Arvicolini. Volemys circumscribes two species restricted to the alpine-subalpine zone in S China that may be part of an older fauna (Lawrence, 1982). Both have traditionally been placed in Microtus, although their phylogenetic relationships were regarded as obscure or equivocal (G. M. Allen, 1940; Zagorodnyuk, 1990). Corbet and Hill (1992) did not recognize Volemys, and Pavlinov et al. (1995a) arranged it as a subgenus of Microtus. In his generic description, Zagorodnyuk (1990) added two other species: Taiwanese kikuchii and clarkei from the mountains of Yunnan, N Burma, and SE Tibet. Phylogenetic analysis of cytochrome b sequences demonstrated that kikuchii is sister-species of M. oeconomus (Conroy and Cook, 2000a), within a clade embracing M. montebelli, M. middendorffii, and M. fortis, all members of Microtus, subgenus Alexandromys (see account of M. kikuchii). In reassessing the characteristics of clarkei (see that account), we find that it too is morphologically unlike V. millescens and V. musseri and instead resembles M. fortis, another species in the subgenus Alexandromys.
Although Zagorodnyuk (1990) formally proposed Volemys, its diagnostic traits had been previewed by Lawrence (1982), who concluded that musseri and millescens do not morphologically fit with other species-groups of Microtus. Those traits are long tail relative to head and body; smooth and flattened cranium; slim dentary with a low ramus; inflated auditory bullae; M1-2 with a large posterolingual triangle confluent with the opposite labial triangle and forming an inverted chevron-shaped lamina (in V. musseri; the configuration characterizes only the M2 in V. millescens); m1 with only four closed triangles anterior to the posterior lamina, the anterior triangles confluent and with the large anteroconid cap; anterior lamina of each m2 is chevron-shaped and formed by confluent lingual and labial triangles. Volemys millescens is smaller than V. musseri and differs in pelage coloration, but is similar in molar patterns except for the lack of an M1 posterolingual triangle.
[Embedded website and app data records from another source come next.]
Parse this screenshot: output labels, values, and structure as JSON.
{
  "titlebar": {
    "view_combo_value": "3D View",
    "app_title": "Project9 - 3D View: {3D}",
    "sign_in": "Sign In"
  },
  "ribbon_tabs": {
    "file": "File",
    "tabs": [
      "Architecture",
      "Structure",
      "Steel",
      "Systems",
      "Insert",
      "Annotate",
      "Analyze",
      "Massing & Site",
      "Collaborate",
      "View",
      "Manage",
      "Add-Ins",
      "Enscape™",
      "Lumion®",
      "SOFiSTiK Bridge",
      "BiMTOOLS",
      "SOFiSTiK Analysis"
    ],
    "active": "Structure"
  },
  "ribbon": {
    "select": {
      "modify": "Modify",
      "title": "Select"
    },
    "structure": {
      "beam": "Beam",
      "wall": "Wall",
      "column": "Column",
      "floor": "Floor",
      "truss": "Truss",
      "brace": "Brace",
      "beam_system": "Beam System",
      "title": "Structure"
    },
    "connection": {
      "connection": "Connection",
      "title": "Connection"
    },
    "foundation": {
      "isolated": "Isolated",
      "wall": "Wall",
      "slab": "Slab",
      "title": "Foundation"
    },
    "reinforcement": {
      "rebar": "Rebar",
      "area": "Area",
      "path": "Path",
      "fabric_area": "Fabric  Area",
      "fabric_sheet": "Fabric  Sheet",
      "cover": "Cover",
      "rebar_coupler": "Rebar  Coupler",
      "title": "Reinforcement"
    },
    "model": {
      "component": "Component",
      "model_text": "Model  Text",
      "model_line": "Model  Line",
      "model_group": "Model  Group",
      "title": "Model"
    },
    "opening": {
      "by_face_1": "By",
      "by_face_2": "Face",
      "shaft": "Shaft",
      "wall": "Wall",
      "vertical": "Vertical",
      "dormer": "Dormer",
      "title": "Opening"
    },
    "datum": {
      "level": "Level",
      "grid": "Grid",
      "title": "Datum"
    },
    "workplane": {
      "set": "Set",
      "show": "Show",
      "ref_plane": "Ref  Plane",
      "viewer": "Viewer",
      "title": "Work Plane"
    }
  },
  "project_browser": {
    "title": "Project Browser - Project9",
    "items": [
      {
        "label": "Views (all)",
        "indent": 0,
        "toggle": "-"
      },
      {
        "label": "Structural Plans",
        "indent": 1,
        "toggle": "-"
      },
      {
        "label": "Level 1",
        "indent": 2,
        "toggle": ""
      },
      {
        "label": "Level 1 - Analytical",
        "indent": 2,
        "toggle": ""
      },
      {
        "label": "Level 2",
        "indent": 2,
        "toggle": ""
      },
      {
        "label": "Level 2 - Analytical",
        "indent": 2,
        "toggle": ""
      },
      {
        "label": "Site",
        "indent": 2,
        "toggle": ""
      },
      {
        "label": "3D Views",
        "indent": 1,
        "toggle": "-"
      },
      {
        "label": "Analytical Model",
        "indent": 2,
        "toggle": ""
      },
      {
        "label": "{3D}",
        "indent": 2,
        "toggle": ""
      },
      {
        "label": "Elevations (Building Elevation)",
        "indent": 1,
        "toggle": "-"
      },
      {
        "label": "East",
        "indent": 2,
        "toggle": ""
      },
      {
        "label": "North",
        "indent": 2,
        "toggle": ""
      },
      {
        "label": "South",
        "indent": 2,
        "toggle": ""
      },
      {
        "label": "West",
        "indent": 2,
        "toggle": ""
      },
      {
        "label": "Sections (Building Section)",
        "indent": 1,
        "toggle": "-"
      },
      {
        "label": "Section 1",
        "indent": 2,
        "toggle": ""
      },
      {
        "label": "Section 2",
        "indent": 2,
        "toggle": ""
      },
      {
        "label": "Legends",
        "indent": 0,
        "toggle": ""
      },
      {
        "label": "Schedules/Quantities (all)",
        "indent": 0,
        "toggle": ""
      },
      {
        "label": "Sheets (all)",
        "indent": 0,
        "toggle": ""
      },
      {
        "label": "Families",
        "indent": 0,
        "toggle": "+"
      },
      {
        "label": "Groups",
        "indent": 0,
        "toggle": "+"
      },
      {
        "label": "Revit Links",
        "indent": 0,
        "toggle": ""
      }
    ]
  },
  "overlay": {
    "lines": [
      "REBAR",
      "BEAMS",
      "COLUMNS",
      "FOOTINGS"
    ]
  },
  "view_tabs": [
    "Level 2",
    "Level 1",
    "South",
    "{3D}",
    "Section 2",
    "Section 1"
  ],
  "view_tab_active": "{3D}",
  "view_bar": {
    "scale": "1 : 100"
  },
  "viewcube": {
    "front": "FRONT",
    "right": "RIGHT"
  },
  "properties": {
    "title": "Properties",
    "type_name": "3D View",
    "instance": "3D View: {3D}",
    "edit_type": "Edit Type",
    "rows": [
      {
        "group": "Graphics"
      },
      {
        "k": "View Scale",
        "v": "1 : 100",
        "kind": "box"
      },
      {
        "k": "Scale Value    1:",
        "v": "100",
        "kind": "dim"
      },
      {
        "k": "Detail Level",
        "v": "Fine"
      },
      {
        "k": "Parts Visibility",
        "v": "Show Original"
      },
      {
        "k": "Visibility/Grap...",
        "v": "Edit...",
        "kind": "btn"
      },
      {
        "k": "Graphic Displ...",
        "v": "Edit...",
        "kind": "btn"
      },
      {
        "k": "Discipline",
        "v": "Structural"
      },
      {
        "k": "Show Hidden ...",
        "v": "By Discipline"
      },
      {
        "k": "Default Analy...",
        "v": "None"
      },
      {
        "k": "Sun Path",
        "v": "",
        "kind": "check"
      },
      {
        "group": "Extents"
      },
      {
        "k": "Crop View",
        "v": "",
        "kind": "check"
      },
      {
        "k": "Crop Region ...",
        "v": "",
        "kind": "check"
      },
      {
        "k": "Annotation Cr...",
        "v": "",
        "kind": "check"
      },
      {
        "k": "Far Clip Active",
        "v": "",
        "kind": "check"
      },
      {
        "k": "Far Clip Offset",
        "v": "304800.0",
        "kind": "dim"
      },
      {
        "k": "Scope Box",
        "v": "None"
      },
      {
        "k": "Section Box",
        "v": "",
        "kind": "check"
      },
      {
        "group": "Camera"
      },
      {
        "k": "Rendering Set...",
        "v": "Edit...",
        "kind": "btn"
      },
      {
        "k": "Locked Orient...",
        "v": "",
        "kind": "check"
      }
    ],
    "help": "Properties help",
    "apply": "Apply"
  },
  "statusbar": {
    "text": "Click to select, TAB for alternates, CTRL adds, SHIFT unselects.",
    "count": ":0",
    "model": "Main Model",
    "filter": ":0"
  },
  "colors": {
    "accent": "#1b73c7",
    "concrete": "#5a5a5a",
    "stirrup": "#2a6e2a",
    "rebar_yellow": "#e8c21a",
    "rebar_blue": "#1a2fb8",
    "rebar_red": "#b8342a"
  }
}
Their dental patterns are unique among species of Microtus, and in combination with the distinctive cranial and mandibular conformations and external proportions, isolate millicens and musseri from any other species-group of Microtus or any other genus of Arvicolini.
Species of Volemys, along with Neodon irene and certain Eothenomys, are the only voles recorded from the high mountains of W Sichuan, China, where no species of true Microtus has been found. Microtus fortis does occur in SE Sichuan but inhabits river valleys at low altitudes, and M. clarkei is known only from above 3400 m in W Yunnan and N Burma (see those accounts).